* Task to carry out: What lines below include the word "button"? Copy each one.

▬▬▬▬▬▬

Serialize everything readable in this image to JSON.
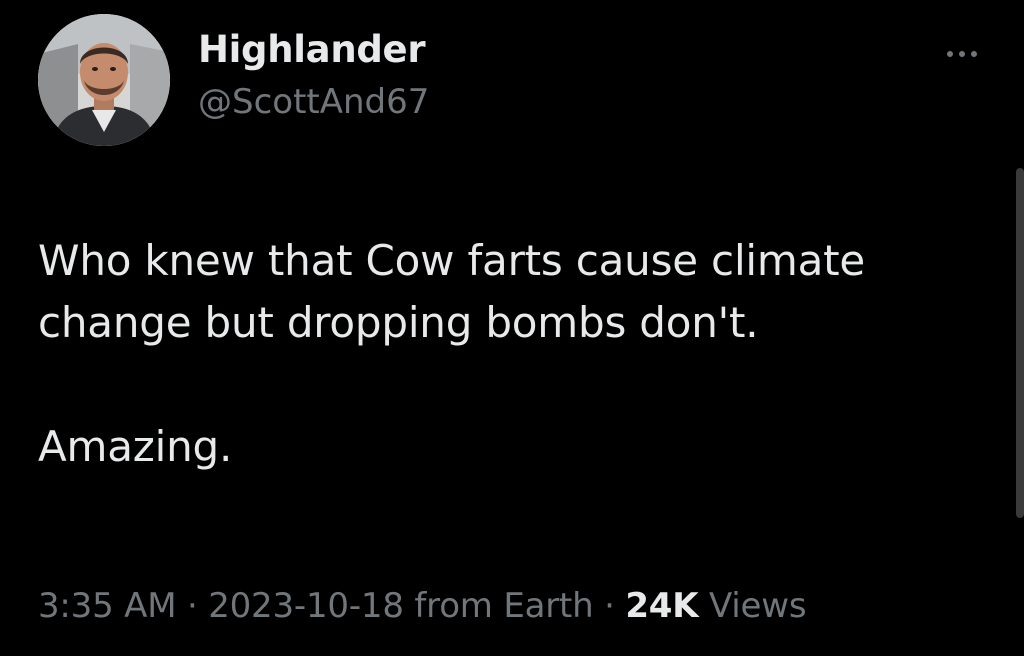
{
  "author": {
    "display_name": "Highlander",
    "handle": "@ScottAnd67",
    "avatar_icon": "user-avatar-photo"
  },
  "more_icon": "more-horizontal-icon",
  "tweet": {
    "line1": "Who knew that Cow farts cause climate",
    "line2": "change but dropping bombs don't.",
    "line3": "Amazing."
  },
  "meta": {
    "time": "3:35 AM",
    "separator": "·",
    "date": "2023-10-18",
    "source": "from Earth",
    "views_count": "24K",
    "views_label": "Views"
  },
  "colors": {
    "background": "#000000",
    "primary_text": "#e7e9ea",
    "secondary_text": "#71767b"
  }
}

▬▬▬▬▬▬

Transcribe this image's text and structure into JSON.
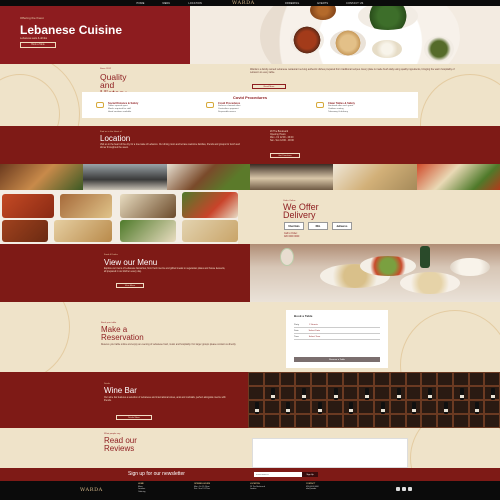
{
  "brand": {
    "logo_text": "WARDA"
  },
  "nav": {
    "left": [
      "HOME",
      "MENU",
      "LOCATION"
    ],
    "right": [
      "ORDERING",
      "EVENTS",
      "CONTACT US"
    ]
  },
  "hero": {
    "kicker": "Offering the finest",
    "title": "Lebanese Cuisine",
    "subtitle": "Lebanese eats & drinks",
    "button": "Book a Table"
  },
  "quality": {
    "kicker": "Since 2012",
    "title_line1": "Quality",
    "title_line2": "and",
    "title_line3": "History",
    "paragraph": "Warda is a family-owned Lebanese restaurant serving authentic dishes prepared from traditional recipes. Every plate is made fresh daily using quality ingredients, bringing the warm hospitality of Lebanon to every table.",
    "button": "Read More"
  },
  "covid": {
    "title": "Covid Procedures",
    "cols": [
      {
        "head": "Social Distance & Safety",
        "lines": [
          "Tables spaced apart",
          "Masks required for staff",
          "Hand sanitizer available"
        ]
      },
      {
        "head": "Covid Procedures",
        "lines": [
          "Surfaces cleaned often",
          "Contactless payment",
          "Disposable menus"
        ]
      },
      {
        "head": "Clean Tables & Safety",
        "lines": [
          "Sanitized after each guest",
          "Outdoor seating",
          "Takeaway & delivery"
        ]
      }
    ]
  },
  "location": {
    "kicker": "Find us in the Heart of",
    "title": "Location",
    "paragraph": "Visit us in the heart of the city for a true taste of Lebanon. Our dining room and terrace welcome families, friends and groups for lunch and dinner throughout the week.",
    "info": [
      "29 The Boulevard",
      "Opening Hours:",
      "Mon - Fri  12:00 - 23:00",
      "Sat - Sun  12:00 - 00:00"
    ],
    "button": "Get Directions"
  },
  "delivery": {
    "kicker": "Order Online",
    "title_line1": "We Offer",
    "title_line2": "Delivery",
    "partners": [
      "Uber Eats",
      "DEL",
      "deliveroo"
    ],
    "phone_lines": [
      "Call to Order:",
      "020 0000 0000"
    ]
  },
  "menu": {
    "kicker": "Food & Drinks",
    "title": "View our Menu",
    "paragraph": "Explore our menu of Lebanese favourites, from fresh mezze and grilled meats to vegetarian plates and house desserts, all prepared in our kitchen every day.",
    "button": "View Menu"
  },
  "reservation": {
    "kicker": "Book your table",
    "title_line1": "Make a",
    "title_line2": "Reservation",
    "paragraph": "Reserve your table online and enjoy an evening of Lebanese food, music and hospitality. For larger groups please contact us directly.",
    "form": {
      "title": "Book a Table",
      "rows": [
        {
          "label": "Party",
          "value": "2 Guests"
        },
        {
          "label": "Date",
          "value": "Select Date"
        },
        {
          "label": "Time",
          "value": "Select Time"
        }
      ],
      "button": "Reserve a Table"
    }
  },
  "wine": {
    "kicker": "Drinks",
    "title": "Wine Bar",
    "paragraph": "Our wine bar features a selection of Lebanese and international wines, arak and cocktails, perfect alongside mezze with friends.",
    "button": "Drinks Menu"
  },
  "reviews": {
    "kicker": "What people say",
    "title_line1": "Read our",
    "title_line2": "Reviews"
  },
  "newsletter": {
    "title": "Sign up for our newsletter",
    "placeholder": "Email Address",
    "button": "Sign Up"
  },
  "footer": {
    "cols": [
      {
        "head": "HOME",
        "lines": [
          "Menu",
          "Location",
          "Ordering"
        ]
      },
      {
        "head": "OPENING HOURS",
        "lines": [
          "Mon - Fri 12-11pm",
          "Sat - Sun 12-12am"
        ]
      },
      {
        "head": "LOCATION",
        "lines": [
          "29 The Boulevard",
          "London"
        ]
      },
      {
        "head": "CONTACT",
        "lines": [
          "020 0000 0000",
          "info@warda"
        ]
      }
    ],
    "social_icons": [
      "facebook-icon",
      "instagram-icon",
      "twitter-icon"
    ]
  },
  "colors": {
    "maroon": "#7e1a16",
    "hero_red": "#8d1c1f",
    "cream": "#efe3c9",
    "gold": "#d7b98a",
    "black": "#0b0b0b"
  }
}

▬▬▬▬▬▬

* Answer box:
    "button": "Book a Table"
    "button": "Read More"
    "button": "Get Directions"
    "button": "View Menu"
      "button": "Reserve a Table"
    "button": "Drinks Menu"
    "button": "Sign Up"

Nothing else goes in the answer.